- Supplied data:
▬▬▬▬▬▬▬▬▬▬

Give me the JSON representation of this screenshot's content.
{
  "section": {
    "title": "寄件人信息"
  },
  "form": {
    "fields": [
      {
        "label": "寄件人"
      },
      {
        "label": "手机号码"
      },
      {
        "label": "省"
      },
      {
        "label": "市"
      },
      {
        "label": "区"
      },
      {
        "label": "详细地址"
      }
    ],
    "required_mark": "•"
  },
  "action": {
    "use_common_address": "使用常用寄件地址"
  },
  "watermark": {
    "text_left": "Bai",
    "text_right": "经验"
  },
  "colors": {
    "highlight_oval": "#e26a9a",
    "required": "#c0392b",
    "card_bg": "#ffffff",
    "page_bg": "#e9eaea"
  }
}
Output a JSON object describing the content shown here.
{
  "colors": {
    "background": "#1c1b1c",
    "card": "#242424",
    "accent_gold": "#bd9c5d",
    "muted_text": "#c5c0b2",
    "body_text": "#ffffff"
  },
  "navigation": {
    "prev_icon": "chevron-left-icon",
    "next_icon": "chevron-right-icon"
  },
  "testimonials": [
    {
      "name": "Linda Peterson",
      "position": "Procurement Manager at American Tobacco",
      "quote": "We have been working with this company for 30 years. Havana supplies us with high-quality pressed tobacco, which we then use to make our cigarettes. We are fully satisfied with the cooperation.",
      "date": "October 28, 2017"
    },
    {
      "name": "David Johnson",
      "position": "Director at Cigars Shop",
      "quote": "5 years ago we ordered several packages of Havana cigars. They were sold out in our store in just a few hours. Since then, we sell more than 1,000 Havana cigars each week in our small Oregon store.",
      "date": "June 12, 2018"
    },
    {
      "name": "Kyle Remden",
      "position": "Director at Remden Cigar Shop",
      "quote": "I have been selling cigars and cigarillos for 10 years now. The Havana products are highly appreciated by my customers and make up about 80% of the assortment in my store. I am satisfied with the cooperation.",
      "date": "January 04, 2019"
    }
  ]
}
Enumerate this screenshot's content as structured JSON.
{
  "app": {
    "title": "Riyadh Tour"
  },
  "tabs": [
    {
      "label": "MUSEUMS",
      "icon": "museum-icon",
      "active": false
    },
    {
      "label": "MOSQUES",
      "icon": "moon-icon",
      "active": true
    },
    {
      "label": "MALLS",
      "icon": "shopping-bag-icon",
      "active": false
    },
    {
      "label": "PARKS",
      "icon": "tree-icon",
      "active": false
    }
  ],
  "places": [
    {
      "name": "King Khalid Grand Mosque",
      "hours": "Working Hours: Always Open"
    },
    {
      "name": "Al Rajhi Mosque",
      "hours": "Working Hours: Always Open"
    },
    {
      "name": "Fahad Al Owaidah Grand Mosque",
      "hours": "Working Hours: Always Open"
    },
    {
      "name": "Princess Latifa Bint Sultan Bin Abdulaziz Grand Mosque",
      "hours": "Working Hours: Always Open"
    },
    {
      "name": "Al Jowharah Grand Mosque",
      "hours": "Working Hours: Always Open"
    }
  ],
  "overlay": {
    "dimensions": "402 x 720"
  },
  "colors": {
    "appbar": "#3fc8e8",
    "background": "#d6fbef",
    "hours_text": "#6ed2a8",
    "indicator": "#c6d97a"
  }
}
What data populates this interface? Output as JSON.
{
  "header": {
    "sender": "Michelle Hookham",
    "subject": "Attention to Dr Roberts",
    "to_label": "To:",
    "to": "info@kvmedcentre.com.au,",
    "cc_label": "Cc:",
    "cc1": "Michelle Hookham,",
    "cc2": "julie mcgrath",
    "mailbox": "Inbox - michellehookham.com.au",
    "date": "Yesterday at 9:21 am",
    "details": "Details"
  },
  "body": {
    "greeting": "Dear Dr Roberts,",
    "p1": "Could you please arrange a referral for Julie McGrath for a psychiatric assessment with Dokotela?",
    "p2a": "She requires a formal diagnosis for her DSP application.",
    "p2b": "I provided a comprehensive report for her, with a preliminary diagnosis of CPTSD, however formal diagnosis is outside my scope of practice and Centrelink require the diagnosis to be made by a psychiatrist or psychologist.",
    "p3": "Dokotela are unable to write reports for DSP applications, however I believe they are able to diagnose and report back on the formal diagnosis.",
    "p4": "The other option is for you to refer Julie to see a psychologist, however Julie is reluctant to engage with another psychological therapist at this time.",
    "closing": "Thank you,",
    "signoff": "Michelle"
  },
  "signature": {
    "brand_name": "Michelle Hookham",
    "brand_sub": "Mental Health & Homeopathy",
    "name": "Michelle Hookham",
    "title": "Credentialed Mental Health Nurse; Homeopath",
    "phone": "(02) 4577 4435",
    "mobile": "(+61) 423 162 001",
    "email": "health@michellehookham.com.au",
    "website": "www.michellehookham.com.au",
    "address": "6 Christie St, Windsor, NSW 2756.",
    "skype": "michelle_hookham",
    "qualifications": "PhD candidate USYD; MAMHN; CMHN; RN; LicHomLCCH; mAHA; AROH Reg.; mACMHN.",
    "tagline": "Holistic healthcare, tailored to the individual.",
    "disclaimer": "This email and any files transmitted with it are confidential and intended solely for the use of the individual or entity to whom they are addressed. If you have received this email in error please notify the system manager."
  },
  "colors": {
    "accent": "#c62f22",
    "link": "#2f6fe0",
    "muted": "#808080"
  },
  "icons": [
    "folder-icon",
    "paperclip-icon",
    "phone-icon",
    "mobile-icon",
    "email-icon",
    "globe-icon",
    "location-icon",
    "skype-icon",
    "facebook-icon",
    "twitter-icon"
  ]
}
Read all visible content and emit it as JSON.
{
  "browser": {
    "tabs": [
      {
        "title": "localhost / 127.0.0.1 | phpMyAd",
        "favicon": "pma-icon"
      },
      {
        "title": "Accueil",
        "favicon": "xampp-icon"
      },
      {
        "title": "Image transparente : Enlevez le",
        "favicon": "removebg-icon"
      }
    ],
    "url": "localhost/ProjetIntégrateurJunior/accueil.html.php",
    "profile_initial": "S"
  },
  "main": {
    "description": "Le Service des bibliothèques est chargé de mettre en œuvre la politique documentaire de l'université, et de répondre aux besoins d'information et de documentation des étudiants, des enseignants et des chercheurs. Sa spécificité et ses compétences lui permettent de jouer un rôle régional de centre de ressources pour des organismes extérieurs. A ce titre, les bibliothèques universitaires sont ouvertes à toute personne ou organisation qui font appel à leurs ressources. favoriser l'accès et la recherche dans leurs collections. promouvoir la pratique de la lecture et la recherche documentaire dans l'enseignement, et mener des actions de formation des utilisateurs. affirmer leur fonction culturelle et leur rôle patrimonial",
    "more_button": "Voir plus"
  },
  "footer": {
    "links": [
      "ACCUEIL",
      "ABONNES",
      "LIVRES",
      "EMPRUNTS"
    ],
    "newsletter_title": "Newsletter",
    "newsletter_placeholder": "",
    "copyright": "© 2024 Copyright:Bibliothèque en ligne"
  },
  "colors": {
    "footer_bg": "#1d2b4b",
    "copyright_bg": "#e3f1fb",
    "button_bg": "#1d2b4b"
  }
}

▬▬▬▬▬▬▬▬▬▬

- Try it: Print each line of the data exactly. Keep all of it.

- Response area:
Give me the JSON representation of this screenshot's content.
{
  "section": {
    "title": "寄件人信息"
  },
  "form": {
    "fields": [
      {
        "label": "寄件人"
      },
      {
        "label": "手机号码"
      },
      {
        "label": "省"
      },
      {
        "label": "市"
      },
      {
        "label": "区"
      },
      {
        "label": "详细地址"
      }
    ],
    "required_mark": "•"
  },
  "action": {
    "use_common_address": "使用常用寄件地址"
  },
  "watermark": {
    "text_left": "Bai",
    "text_right": "经验"
  },
  "colors": {
    "highlight_oval": "#e26a9a",
    "required": "#c0392b",
    "card_bg": "#ffffff",
    "page_bg": "#e9eaea"
  }
}
Output a JSON object describing the content shown here.
{
  "colors": {
    "background": "#1c1b1c",
    "card": "#242424",
    "accent_gold": "#bd9c5d",
    "muted_text": "#c5c0b2",
    "body_text": "#ffffff"
  },
  "navigation": {
    "prev_icon": "chevron-left-icon",
    "next_icon": "chevron-right-icon"
  },
  "testimonials": [
    {
      "name": "Linda Peterson",
      "position": "Procurement Manager at American Tobacco",
      "quote": "We have been working with this company for 30 years. Havana supplies us with high-quality pressed tobacco, which we then use to make our cigarettes. We are fully satisfied with the cooperation.",
      "date": "October 28, 2017"
    },
    {
      "name": "David Johnson",
      "position": "Director at Cigars Shop",
      "quote": "5 years ago we ordered several packages of Havana cigars. They were sold out in our store in just a few hours. Since then, we sell more than 1,000 Havana cigars each week in our small Oregon store.",
      "date": "June 12, 2018"
    },
    {
      "name": "Kyle Remden",
      "position": "Director at Remden Cigar Shop",
      "quote": "I have been selling cigars and cigarillos for 10 years now. The Havana products are highly appreciated by my customers and make up about 80% of the assortment in my store. I am satisfied with the cooperation.",
      "date": "January 04, 2019"
    }
  ]
}
Enumerate this screenshot's content as structured JSON.
{
  "app": {
    "title": "Riyadh Tour"
  },
  "tabs": [
    {
      "label": "MUSEUMS",
      "icon": "museum-icon",
      "active": false
    },
    {
      "label": "MOSQUES",
      "icon": "moon-icon",
      "active": true
    },
    {
      "label": "MALLS",
      "icon": "shopping-bag-icon",
      "active": false
    },
    {
      "label": "PARKS",
      "icon": "tree-icon",
      "active": false
    }
  ],
  "places": [
    {
      "name": "King Khalid Grand Mosque",
      "hours": "Working Hours: Always Open"
    },
    {
      "name": "Al Rajhi Mosque",
      "hours": "Working Hours: Always Open"
    },
    {
      "name": "Fahad Al Owaidah Grand Mosque",
      "hours": "Working Hours: Always Open"
    },
    {
      "name": "Princess Latifa Bint Sultan Bin Abdulaziz Grand Mosque",
      "hours": "Working Hours: Always Open"
    },
    {
      "name": "Al Jowharah Grand Mosque",
      "hours": "Working Hours: Always Open"
    }
  ],
  "overlay": {
    "dimensions": "402 x 720"
  },
  "colors": {
    "appbar": "#3fc8e8",
    "background": "#d6fbef",
    "hours_text": "#6ed2a8",
    "indicator": "#c6d97a"
  }
}
What data populates this interface? Output as JSON.
{
  "header": {
    "sender": "Michelle Hookham",
    "subject": "Attention to Dr Roberts",
    "to_label": "To:",
    "to": "info@kvmedcentre.com.au,",
    "cc_label": "Cc:",
    "cc1": "Michelle Hookham,",
    "cc2": "julie mcgrath",
    "mailbox": "Inbox - michellehookham.com.au",
    "date": "Yesterday at 9:21 am",
    "details": "Details"
  },
  "body": {
    "greeting": "Dear Dr Roberts,",
    "p1": "Could you please arrange a referral for Julie McGrath for a psychiatric assessment with Dokotela?",
    "p2a": "She requires a formal diagnosis for her DSP application.",
    "p2b": "I provided a comprehensive report for her, with a preliminary diagnosis of CPTSD, however formal diagnosis is outside my scope of practice and Centrelink require the diagnosis to be made by a psychiatrist or psychologist.",
    "p3": "Dokotela are unable to write reports for DSP applications, however I believe they are able to diagnose and report back on the formal diagnosis.",
    "p4": "The other option is for you to refer Julie to see a psychologist, however Julie is reluctant to engage with another psychological therapist at this time.",
    "closing": "Thank you,",
    "signoff": "Michelle"
  },
  "signature": {
    "brand_name": "Michelle Hookham",
    "brand_sub": "Mental Health & Homeopathy",
    "name": "Michelle Hookham",
    "title": "Credentialed Mental Health Nurse; Homeopath",
    "phone": "(02) 4577 4435",
    "mobile": "(+61) 423 162 001",
    "email": "health@michellehookham.com.au",
    "website": "www.michellehookham.com.au",
    "address": "6 Christie St, Windsor, NSW 2756.",
    "skype": "michelle_hookham",
    "qualifications": "PhD candidate USYD; MAMHN; CMHN; RN; LicHomLCCH; mAHA; AROH Reg.; mACMHN.",
    "tagline": "Holistic healthcare, tailored to the individual.",
    "disclaimer": "This email and any files transmitted with it are confidential and intended solely for the use of the individual or entity to whom they are addressed. If you have received this email in error please notify the system manager."
  },
  "colors": {
    "accent": "#c62f22",
    "link": "#2f6fe0",
    "muted": "#808080"
  },
  "icons": [
    "folder-icon",
    "paperclip-icon",
    "phone-icon",
    "mobile-icon",
    "email-icon",
    "globe-icon",
    "location-icon",
    "skype-icon",
    "facebook-icon",
    "twitter-icon"
  ]
}
Read all visible content and emit it as JSON.
{
  "browser": {
    "tabs": [
      {
        "title": "localhost / 127.0.0.1 | phpMyAd",
        "favicon": "pma-icon"
      },
      {
        "title": "Accueil",
        "favicon": "xampp-icon"
      },
      {
        "title": "Image transparente : Enlevez le",
        "favicon": "removebg-icon"
      }
    ],
    "url": "localhost/ProjetIntégrateurJunior/accueil.html.php",
    "profile_initial": "S"
  },
  "main": {
    "description": "Le Service des bibliothèques est chargé de mettre en œuvre la politique documentaire de l'université, et de répondre aux besoins d'information et de documentation des étudiants, des enseignants et des chercheurs. Sa spécificité et ses compétences lui permettent de jouer un rôle régional de centre de ressources pour des organismes extérieurs. A ce titre, les bibliothèques universitaires sont ouvertes à toute personne ou organisation qui font appel à leurs ressources. favoriser l'accès et la recherche dans leurs collections. promouvoir la pratique de la lecture et la recherche documentaire dans l'enseignement, et mener des actions de formation des utilisateurs. affirmer leur fonction culturelle et leur rôle patrimonial",
    "more_button": "Voir plus"
  },
  "footer": {
    "links": [
      "ACCUEIL",
      "ABONNES",
      "LIVRES",
      "EMPRUNTS"
    ],
    "newsletter_title": "Newsletter",
    "newsletter_placeholder": "",
    "copyright": "© 2024 Copyright:Bibliothèque en ligne"
  },
  "colors": {
    "footer_bg": "#1d2b4b",
    "copyright_bg": "#e3f1fb",
    "button_bg": "#1d2b4b"
  }
}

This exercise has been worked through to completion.